Exercise prompt
Needed from the data below: all lines that contain the word "icon".

++++++++++++++++++++

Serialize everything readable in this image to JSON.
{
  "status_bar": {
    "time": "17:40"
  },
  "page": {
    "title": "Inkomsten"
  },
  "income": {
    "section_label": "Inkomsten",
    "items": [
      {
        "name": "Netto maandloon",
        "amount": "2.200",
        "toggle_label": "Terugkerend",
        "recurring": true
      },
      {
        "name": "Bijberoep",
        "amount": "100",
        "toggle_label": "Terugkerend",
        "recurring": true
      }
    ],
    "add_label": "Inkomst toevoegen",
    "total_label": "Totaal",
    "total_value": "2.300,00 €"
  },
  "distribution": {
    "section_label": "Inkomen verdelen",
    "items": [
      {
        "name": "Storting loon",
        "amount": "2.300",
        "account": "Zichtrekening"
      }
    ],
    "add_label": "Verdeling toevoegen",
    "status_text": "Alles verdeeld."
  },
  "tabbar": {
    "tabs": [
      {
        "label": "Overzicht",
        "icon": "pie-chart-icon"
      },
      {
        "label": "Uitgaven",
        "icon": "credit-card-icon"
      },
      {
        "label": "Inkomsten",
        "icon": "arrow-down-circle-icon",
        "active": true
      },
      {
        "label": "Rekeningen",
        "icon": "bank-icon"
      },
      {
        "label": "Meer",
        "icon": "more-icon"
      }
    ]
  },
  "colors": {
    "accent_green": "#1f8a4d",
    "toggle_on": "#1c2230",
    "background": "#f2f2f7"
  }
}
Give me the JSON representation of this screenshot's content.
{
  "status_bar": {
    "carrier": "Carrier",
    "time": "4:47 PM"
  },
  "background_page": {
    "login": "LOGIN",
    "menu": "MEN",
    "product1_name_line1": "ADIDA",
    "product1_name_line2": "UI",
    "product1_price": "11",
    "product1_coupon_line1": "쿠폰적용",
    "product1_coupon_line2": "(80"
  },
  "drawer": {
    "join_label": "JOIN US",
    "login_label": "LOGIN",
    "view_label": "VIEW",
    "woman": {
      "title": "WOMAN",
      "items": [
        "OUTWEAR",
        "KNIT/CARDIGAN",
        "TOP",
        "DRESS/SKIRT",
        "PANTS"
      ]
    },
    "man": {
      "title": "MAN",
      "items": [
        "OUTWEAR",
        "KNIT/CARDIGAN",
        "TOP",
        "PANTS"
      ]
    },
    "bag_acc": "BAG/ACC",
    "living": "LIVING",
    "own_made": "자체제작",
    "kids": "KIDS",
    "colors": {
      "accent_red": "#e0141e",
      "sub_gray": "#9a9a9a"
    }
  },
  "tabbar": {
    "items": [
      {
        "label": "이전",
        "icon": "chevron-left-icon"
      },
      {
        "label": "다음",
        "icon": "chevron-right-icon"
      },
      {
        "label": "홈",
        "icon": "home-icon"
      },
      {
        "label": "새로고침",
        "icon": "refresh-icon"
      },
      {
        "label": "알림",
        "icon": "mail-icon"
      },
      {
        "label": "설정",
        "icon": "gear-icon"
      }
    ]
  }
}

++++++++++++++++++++

Exercise output
        "icon": "pie-chart-icon"
        "icon": "credit-card-icon"
        "icon": "arrow-down-circle-icon",
        "icon": "bank-icon"
        "icon": "more-icon"
        "icon": "chevron-left-icon"
        "icon": "chevron-right-icon"
        "icon": "home-icon"
        "icon": "refresh-icon"
        "icon": "mail-icon"
        "icon": "gear-icon"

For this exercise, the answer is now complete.